GPs Confidence in and Barriers to Implementing Smoking Cessation Activities: Compared to Dentists, Dental Hygienists and Pharmacists
David Edwards, Toby Freeman, John Litt and Ann M Roche
Australian Journal of Primary Health
12(3) 117 - 125
AbstractGP smoking cessation interventions have been found to be highly efficacious. However, reported uptake is low, and little is known about barriers or comparisons with other health professionals. The objectives of this study were to examine GPs' provision of smoking cessation activities, confidence and perceived barriers, and compare the results to other health professions (dentists, dental hygienists and pharmacists). A random sample of South Australian GPs (n = 269) were surveyed. Comparisons were made with dentists, dental hygienists and pharmacists for whom similar data had been obtained. Participants were surveyed on their confidence, perceived barriers, level of smoking cessation activity and practice and demographic factors. GPs reported greater provision of and greater confidence in a range of brief smoking cessation interventions than other professions and perceived fewer barriers to the provision of smoking cessation activities. Confidence and system barriers were reported as the most common factors that impeded greater provision of smoking cessation activities. It was concluded that confidence and system barriers need to be addressed to increase rates of smoking cessation interventions provided by these professional groups.

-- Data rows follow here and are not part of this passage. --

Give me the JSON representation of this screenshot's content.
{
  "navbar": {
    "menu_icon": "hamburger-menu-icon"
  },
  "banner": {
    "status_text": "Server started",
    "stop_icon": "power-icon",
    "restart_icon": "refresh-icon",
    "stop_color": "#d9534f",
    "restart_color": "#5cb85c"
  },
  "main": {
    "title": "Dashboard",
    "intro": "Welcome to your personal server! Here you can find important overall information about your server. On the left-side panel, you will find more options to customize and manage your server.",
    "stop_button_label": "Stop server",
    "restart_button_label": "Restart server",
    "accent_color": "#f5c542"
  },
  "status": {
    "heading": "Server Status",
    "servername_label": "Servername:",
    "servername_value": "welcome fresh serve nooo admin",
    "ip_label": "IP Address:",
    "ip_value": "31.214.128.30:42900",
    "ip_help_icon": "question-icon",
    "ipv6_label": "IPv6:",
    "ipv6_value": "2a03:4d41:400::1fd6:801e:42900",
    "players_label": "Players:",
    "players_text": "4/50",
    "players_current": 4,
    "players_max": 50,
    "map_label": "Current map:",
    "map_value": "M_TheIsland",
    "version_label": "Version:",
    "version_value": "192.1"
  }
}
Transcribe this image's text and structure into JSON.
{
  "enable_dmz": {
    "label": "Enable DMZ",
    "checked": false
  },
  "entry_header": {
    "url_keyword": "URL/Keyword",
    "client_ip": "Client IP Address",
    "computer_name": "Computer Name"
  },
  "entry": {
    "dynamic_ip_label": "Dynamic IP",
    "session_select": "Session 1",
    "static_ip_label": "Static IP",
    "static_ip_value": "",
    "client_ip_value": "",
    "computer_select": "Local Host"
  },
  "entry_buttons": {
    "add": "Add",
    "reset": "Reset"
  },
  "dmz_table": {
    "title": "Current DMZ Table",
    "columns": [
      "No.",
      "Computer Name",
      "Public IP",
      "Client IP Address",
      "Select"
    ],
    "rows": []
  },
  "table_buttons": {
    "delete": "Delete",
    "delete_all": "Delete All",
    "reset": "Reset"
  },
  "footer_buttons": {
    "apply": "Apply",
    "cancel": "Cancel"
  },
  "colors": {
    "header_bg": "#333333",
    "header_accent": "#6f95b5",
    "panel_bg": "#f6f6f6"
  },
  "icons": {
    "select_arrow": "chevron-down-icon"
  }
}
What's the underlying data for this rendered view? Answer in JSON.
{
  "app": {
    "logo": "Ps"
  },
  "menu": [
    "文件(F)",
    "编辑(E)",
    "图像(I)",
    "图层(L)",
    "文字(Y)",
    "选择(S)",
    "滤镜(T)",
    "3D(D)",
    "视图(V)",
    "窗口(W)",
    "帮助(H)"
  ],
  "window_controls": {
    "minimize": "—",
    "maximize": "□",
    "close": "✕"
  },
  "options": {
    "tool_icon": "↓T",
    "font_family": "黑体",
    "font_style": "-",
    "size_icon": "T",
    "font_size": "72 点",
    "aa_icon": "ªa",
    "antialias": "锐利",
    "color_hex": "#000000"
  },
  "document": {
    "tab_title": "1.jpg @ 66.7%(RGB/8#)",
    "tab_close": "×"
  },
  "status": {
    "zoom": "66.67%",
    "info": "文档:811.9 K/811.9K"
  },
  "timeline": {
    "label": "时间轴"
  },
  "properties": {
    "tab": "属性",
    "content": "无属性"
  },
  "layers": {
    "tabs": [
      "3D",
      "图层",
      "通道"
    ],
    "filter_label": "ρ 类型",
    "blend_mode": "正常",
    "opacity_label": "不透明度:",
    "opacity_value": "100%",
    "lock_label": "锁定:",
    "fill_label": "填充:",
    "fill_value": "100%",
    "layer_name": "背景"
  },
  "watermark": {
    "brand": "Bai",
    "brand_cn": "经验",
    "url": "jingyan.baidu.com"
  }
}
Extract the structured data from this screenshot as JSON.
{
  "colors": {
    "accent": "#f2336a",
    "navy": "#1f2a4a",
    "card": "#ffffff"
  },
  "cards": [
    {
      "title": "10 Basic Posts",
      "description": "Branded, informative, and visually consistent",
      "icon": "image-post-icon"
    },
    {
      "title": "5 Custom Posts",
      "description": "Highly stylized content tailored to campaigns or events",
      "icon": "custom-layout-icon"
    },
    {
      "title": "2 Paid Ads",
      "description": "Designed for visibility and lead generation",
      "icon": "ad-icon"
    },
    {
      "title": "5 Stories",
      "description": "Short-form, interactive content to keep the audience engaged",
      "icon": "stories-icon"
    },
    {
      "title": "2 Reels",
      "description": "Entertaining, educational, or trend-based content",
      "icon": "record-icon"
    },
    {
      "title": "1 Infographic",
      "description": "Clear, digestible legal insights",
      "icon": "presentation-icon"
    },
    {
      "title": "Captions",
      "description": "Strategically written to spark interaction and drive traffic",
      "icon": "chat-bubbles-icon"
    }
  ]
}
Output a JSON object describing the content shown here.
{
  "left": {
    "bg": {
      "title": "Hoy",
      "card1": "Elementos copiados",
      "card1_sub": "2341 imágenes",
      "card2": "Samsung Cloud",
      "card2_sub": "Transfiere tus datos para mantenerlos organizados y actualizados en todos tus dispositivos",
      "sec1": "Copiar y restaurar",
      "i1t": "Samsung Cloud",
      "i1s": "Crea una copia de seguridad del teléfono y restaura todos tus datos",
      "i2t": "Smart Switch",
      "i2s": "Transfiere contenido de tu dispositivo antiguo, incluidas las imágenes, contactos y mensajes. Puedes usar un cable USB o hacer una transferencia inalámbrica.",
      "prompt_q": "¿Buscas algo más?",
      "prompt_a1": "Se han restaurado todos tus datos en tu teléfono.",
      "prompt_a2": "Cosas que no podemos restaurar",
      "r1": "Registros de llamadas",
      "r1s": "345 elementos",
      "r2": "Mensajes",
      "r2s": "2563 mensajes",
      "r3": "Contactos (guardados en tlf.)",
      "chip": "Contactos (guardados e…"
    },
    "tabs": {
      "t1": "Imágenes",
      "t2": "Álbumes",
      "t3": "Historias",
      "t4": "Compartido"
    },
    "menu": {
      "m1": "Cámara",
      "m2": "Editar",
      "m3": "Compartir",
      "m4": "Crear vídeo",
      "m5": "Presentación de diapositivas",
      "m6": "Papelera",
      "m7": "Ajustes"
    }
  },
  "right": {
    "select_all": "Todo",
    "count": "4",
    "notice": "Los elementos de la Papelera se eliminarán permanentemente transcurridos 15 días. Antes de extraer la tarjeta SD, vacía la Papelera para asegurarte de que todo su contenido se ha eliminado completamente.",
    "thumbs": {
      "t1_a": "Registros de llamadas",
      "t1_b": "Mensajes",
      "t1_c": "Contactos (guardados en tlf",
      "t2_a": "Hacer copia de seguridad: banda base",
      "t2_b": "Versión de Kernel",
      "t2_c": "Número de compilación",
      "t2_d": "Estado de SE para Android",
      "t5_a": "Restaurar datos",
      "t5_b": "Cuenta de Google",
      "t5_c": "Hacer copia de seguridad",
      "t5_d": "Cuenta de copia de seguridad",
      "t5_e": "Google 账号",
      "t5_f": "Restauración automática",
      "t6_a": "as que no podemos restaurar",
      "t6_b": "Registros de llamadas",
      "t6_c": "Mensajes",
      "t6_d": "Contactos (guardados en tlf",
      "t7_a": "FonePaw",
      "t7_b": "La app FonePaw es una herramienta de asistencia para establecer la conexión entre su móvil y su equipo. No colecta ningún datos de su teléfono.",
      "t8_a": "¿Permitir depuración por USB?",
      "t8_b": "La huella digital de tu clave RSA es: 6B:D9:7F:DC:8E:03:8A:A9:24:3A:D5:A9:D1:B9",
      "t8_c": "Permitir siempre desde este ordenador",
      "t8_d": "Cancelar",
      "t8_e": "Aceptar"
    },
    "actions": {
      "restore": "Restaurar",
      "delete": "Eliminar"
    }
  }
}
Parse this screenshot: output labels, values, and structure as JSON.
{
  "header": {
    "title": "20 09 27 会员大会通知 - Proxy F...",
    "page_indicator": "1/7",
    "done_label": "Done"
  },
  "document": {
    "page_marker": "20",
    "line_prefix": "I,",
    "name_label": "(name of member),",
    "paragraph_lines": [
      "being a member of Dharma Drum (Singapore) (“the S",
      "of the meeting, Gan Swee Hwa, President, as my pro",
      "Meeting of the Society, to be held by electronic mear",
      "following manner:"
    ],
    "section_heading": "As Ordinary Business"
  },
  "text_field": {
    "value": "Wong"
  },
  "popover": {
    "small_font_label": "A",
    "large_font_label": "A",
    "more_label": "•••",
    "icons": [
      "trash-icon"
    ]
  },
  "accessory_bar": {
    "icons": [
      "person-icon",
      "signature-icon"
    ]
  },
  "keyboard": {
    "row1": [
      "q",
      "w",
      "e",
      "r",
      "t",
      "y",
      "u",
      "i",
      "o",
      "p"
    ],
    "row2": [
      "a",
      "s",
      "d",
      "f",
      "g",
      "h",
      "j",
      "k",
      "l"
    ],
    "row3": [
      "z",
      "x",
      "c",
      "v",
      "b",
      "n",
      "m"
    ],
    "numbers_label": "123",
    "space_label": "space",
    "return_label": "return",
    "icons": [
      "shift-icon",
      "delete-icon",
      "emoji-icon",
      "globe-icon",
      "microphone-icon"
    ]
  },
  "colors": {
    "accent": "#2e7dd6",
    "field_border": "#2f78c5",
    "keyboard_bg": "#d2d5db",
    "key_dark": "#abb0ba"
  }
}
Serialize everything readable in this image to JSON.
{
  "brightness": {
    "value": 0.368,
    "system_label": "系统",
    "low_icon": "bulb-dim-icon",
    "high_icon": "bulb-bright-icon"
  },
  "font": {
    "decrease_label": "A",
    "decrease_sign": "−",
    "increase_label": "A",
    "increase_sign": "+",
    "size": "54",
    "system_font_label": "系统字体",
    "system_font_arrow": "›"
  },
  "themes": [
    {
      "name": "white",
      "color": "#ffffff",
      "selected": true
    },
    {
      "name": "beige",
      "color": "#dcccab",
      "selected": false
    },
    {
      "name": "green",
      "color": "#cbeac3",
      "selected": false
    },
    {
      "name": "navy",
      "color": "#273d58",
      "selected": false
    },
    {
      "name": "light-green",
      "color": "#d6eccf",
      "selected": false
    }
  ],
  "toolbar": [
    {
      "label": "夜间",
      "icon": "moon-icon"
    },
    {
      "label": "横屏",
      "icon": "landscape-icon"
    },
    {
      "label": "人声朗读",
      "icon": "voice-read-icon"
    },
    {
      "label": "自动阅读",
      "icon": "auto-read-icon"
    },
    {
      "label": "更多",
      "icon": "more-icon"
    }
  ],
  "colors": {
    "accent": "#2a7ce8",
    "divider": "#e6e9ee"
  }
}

Skills-based training that develops confidence would be beneficial for all health professional groups and would increase the number of smokers receiving advice and assistance to quit smoking.
© La Trobe University 2006